You've heard of "Generation Z"; you've heard of the "Millenials"...Well, the new term to describe these alternately ambitious and lazy up-and-comers (or not) is the "Janus Generation"...or so argues Jerry Pattengale in Inside Higher Ed. The article begins with a pair of anecdotes:
"Students today are so industrious!" My colleague blurted this after learning students had replaced labels on their water bottles with exact replicas — but with the test answers typed in the ingredients section.
However, another colleague disagreed with any positive attribute for today’s students. She recently summoned a failing Comp 101 student to inquire about his surprisingly excellent final paper. After he repeatedly claimed to have written "every word," she replied, "Then I have just one final question. Young man, exactly when did you have your abortion?" She concluded, "Students today are lazy. For 40 years I’ve caught students copying papers — but at least they had read them first!"
Some further snippets:
Student characteristics that appear as "laziness" to some are categorized as "technologically preoccupied" to others. "Entertainment" for one professor is labeled "sophistication" by another.
The Janus Generation faced another reality, the coming and going of troops. The two faces of the god Janus had appeared on opposite sides of Rome’s War Gates (or, the Gates of Janus, the god of doorways and beginnings, the namesake of January). Emperors bragged if these gates were shut (time of peace) and not open (time of sending to battle as Janus watched in both directions).
Janus was also known as the god of doorways and beginnings, and our students need these.

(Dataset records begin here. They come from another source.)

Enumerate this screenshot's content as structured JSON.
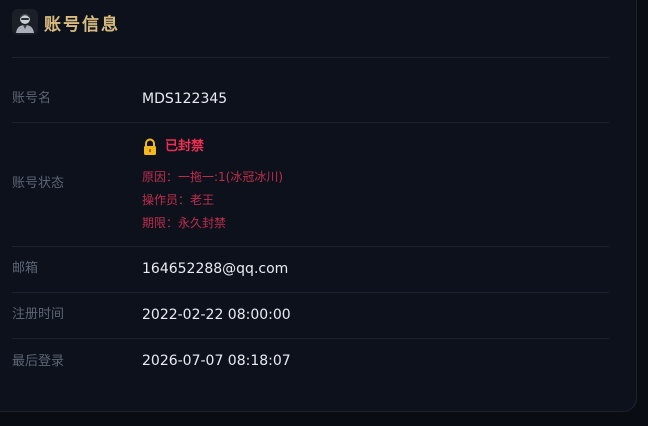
{
  "header": {
    "title": "账号信息",
    "avatar_icon": "user-avatar-icon"
  },
  "fields": {
    "account_name": {
      "label": "账号名",
      "value": "MDS122345"
    },
    "account_status": {
      "label": "账号状态",
      "status": "已封禁",
      "status_icon": "lock-icon",
      "reason": "原因：一拖一:1(冰冠冰川)",
      "operator": "操作员：老王",
      "duration": "期限：永久封禁"
    },
    "email": {
      "label": "邮箱",
      "value": "164652288@qq.com"
    },
    "register_time": {
      "label": "注册时间",
      "value": "2022-02-22 08:00:00"
    },
    "last_login": {
      "label": "最后登录",
      "value": "2026-07-07 08:18:07"
    }
  },
  "colors": {
    "title": "#d9bb80",
    "status_banned": "#ef2f52",
    "detail_text": "#bf2d4d",
    "label_text": "#5d6474",
    "value_text": "#e8ebf0",
    "lock_icon": "#f5b81c"
  }
}
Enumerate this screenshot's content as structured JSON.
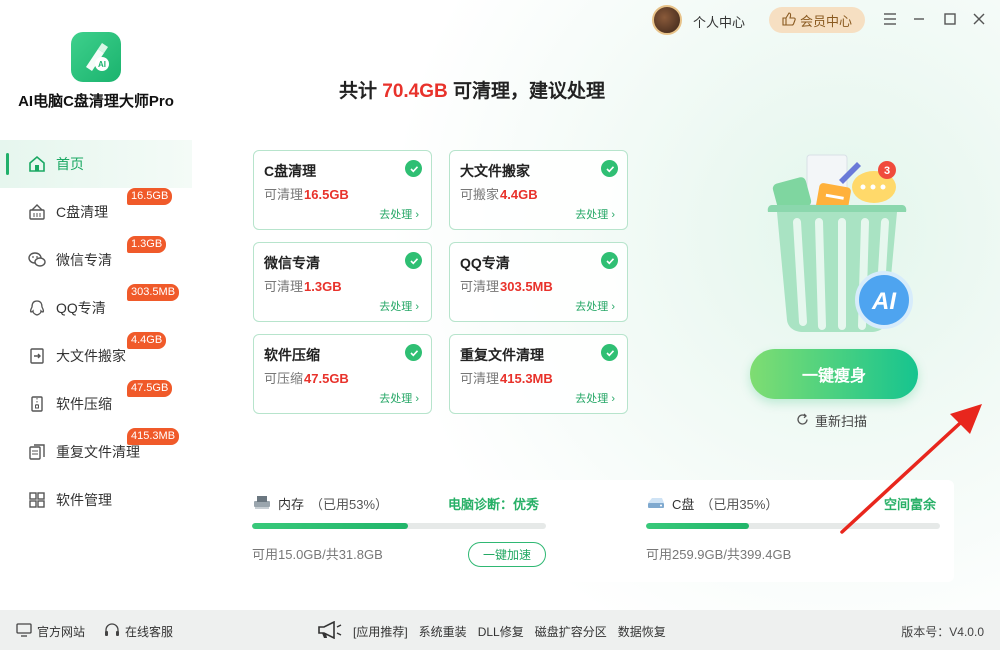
{
  "app": {
    "title": "AI电脑C盘清理大师Pro"
  },
  "topbar": {
    "user_center": "个人中心",
    "vip": "会员中心"
  },
  "sidebar": {
    "items": [
      {
        "label": "首页",
        "badge": ""
      },
      {
        "label": "C盘清理",
        "badge": "16.5GB"
      },
      {
        "label": "微信专清",
        "badge": "1.3GB"
      },
      {
        "label": "QQ专清",
        "badge": "303.5MB"
      },
      {
        "label": "大文件搬家",
        "badge": "4.4GB"
      },
      {
        "label": "软件压缩",
        "badge": "47.5GB"
      },
      {
        "label": "重复文件清理",
        "badge": "415.3MB"
      },
      {
        "label": "软件管理",
        "badge": ""
      }
    ]
  },
  "headline": {
    "prefix": "共计 ",
    "amount": "70.4GB",
    "suffix": " 可清理，建议处理"
  },
  "cards": [
    {
      "title": "C盘清理",
      "sub_label": "可清理",
      "value": "16.5GB",
      "link": "去处理"
    },
    {
      "title": "大文件搬家",
      "sub_label": "可搬家",
      "value": "4.4GB",
      "link": "去处理"
    },
    {
      "title": "微信专清",
      "sub_label": "可清理",
      "value": "1.3GB",
      "link": "去处理"
    },
    {
      "title": "QQ专清",
      "sub_label": "可清理",
      "value": "303.5MB",
      "link": "去处理"
    },
    {
      "title": "软件压缩",
      "sub_label": "可压缩",
      "value": "47.5GB",
      "link": "去处理"
    },
    {
      "title": "重复文件清理",
      "sub_label": "可清理",
      "value": "415.3MB",
      "link": "去处理"
    }
  ],
  "actions": {
    "primary": "一键瘦身",
    "rescan": "重新扫描"
  },
  "stats": {
    "memory": {
      "name": "内存",
      "usage": "（已用53%）",
      "right": "电脑诊断：优秀",
      "used_percent": 53,
      "foot": "可用15.0GB/共31.8GB",
      "button": "一键加速"
    },
    "disk": {
      "name": "C盘",
      "usage": "（已用35%）",
      "right": "空间富余",
      "used_percent": 35,
      "foot": "可用259.9GB/共399.4GB"
    }
  },
  "footer": {
    "official_site": "官方网站",
    "support": "在线客服",
    "links": [
      "[应用推荐]",
      "系统重装",
      "DLL修复",
      "磁盘扩容分区",
      "数据恢复"
    ],
    "version": "版本号：V4.0.0"
  },
  "colors": {
    "accent_green": "#20b06a",
    "danger_red": "#e8322b",
    "badge_orange": "#f05a2a"
  }
}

From Kohn’s 1993 warning through Jossey-Bass’s recent release, Helping Sophomores Succeed, the key is helping them to find their life calling and sense of purpose. Whether we see the face of laziness or sophistication, nearly all major studies show a student core interested in spirituality and purpose. I have come to conclude that "the dream needs to be stronger than the struggle," and when students commit to causes they deem worthy they are more likely to succeed.
[Thanks to JMM at Classics-L]